A slab of white “virgin” PTFE (150 mm \(\times\) 150 mm and 3 mm thick) was used as a target. It was cleaned and its surface made matt by sanding it under running water with wet/dry sandpaper (grit P2000). The target slab was illuminated for each test, with two high-power LEDs, with a broad beam (68 to 110 degrees). LEDs were firmly attached to the same tripod as the camera, so as to avoid changes in illumination. The LEDs were driven by constant current with regulation better than ±1% using a DC/DC LED driver with built-in voltage reference (RECOM RCD-24-0.70/Vref adjusted by means of a two decades precision potentiometer, Bourns 3682S-1-103L-ND). This ensured very even illumination of the target, minimal variation with time and easily repeatable settings. As a power source either a 12 V 6800 mAh Li-Po power bank or a 12 V DC 4 A power supply were used (Leicke AC Adapter NT03011).

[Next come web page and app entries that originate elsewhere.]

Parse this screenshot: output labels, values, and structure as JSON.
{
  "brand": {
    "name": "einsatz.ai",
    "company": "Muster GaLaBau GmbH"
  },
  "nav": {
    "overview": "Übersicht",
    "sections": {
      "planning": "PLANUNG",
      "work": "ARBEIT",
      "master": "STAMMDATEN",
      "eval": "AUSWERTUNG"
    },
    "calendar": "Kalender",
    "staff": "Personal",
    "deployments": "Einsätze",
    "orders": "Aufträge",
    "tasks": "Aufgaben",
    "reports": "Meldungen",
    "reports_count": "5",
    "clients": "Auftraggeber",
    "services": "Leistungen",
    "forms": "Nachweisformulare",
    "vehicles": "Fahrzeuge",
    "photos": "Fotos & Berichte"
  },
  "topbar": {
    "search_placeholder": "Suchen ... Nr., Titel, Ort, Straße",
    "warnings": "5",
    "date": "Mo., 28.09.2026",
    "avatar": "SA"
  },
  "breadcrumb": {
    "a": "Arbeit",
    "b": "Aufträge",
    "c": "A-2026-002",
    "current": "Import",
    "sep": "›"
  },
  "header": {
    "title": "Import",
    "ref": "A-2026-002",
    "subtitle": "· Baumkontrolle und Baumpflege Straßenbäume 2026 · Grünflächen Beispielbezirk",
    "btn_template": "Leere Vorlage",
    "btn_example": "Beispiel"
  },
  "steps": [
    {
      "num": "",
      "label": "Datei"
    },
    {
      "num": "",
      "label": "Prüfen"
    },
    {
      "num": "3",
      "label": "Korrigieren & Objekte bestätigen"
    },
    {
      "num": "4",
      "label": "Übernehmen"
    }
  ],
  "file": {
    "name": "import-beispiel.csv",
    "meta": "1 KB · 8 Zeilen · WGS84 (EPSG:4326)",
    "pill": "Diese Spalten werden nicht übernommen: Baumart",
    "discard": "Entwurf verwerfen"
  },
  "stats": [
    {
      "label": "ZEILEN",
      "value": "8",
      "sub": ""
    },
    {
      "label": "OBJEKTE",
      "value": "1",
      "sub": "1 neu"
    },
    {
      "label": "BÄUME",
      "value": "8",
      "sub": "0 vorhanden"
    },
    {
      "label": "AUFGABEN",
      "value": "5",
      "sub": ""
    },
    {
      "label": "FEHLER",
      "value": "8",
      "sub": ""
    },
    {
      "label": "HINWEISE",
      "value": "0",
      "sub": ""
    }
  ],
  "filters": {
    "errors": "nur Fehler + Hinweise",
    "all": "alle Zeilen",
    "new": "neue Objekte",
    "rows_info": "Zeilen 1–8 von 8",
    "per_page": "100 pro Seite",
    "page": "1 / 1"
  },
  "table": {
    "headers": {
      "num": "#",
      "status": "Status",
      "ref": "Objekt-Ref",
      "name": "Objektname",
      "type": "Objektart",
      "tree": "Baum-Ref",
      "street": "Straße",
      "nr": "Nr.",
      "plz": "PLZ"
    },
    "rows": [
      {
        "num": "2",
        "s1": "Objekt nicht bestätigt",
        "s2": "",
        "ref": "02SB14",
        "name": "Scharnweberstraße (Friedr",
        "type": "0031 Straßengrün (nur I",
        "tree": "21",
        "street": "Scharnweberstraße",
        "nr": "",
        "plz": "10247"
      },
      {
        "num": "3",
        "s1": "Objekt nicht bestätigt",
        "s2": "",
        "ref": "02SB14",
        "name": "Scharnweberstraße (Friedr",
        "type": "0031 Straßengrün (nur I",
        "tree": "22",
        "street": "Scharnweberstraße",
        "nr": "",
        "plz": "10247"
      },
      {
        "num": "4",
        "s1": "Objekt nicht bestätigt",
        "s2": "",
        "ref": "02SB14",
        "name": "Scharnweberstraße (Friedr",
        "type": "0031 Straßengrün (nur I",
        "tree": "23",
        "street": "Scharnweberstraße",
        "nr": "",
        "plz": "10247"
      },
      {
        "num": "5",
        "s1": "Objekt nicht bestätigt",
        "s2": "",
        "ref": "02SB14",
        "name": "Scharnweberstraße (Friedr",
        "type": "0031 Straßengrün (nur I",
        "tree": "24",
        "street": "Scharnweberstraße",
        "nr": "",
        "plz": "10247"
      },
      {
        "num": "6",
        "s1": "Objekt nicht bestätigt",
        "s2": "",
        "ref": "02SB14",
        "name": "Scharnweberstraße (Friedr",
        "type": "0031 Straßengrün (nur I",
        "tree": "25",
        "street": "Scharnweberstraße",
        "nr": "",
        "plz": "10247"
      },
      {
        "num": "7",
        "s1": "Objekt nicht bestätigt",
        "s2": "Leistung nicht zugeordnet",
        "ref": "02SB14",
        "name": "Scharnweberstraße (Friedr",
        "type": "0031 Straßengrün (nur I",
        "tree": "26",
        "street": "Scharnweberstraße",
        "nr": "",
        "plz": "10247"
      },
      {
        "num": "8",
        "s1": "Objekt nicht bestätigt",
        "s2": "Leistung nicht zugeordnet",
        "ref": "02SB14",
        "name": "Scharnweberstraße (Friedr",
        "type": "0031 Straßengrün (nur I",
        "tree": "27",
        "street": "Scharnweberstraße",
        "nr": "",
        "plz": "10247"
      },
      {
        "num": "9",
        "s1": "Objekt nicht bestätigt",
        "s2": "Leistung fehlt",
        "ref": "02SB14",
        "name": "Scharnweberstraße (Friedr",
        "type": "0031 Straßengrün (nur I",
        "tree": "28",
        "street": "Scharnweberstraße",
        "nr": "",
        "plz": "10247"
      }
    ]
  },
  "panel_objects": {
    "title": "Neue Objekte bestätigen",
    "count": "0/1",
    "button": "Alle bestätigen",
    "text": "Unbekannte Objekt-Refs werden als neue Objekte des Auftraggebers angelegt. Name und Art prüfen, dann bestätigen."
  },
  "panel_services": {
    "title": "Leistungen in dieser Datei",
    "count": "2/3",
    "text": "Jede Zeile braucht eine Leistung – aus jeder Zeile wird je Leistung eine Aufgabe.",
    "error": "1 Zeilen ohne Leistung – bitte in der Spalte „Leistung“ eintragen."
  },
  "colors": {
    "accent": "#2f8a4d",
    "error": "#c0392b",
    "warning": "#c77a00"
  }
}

All LEDs used where obtained ready mounted on star-boards (manufacturer’s part numbers given in Table 3). They were all individually attached onto heatsinks (Ohmite SA-LED-113E) using pre-cut double-sided heat transfer patches (t-Global Technology LP0001/01-L37-3F-0.25-2A). Each heat sink was attached with two black Nylon M5 screws to a custom-cut and bored black Nylon-6 plate. A 25 mm Arca plate was attached with a 1/4 inch (UNC) screw to the back of the nylon plate.

The camera was supported on a carbon-fibre tripod (Giotto’s MTL8361B, similar to current model YTL 8383) with a ball-head (Sirui K-20X) to which a macro focusing rail (Sunwayfoto MFR-150) was attached and then the camera attached to it. On the back of the focusing rail a small Arca clamp (Sunwayfoto DDC-26) was used to hold a “magic ball” (iShoot IS-MSQ) to which two 25.4 cm “magic arms” (Aputure A10) were screwed (Tarion 27 cm magic arms were used until they could be replaced by better ones). At the end of each arm a “fish-bone” Arca clamp (generic, similar to Mengs photo FC-SK25) was tightly screwed and used to hold the LED assemblies through a 25 mm Arca plate (generic, similar to Mengs PU25).

The camera shutter was triggered remotely with a wireless trigger (Hähnel Captur Receiver O/P triggered by a Captur Module-Pro remote, used manually). Using a wireless trigger not only avoided camera shake, but allowed me to trigger the camera from a distance of 1.5 to 2 m so as to avoid disturbing the illumination.


Photograph of the camera set-up, before replacing the unreliable “Tarion” magic arms by the Aputure A10 arms.